In addition, there has been backlash in the arts and entertainment industry, with Russia blocked from participating in the Eurovision Song Contest, Cannes Film Festival, and Glasgow Film Festival, among others. Disney, Sony, Warner Bros, and Paramount have limited movie distribution in the country. Further, Russian soccer teams have been suspended from international competitions, including under FIFA, meaning that the national team will be barred from the 2022 World Cup.
Notably, oil and gas companies have started to divest their assets and exit projects in Russia. These moves represent a significant blow to the country, as oil and gas revenues represent nearly 40% of its federal budget. Shell moved to exit three gas projects with the Russian state-controlled company Gazprom and cut its ties with the Nord Stream 2 pipeline. BP will end its partnership with Rosneft, a Russian-owned gas company, in which it owned a 19.75% stake. Equinor will sever its links with the country, and Exxon plans to nix an offshore Russian oil initiative that was the country’s largest foreign investment project. These moves will deprive the Russian oil and gas industry of major sources of investment and industry expertise.
Many companies that have not yet taken action have faced backlash. For example, McDonald’s was criticized for closing its restaurants in Ukraine but not halting operations in Russia. Ikea’s CEO faced condemnation when he took to social media and cited the need to “embrace togetherness and collaboration” in Russia, although the company subsequently paused retail operations in Russia and Belarus. WeWork’s CEO publicly stated that the company does not plan to close its offices in Russia but will continue to monitor the situation. Even with these exceptions, the corporate exit from Russia has been sizable and swift, and more are expected to follow. As a result of economic sanctions and global corporate action, the Russian ruble has plummeted in value, leaving the economy spiraling and Russian citizens unable to easily access cash.
Still, the economic situation in Russia remains fluid, and the full impact will depend on how long the conflict continues and how much it escalates. For more information on KBRA’s view of how Russia’s invasion may impact credit risk, see Russia’s Invasion of Ukraine: Initial Contours of Credit Risk.
The corporate action in the Russia-Ukraine conflict highlights the importance of KBRA’s focus on stakeholder preferences and ESG-related credit issues more broadly. It also underlines the effect that social responsibility standards are having on corporate operations and strategy. We believe it is critical for issuers to demonstrate awareness of their key stakeholders’ ESG preferences, as well as how these preferences may their impact operating, capital, and financial strategies. ESG issues can affect the demand for an issuer’s product and services, the strength of its global reputation and branding, its relationship with regulators and lawmakers, and its cost of and access to capital. Revealingly, the companies taking action against Russia are responding to their consumers’ views and sentiment toward the conflict to avoid financial consequences and losses in revenue .
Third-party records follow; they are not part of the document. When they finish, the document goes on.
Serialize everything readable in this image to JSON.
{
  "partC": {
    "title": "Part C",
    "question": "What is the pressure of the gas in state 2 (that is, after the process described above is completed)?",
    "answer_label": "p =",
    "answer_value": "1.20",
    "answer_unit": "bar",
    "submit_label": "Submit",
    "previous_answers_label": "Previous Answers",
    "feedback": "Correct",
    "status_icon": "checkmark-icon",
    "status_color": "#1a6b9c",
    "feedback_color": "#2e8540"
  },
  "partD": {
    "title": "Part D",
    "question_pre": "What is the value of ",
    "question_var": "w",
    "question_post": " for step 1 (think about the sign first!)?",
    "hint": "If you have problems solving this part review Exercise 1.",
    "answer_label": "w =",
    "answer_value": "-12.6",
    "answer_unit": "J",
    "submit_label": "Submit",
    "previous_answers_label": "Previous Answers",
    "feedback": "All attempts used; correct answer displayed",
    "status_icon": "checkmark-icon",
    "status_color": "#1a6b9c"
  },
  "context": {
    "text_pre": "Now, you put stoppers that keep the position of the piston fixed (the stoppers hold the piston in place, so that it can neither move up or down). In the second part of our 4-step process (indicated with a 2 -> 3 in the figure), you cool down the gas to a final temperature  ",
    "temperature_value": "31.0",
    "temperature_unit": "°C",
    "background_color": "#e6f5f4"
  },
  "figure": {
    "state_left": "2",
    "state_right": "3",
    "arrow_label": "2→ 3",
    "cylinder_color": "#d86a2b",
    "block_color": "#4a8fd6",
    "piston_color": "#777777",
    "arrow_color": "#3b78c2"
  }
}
KBRA will continue to monitor developments in Russia and Ukraine as well as the possible credit implications across our rated sectors.
Emilie Nadler, Associate Director, ESG
+1 (646) 731-3386
Andrea Torres Villanueva, Associate Director, ESG
+1 (646) 731-1238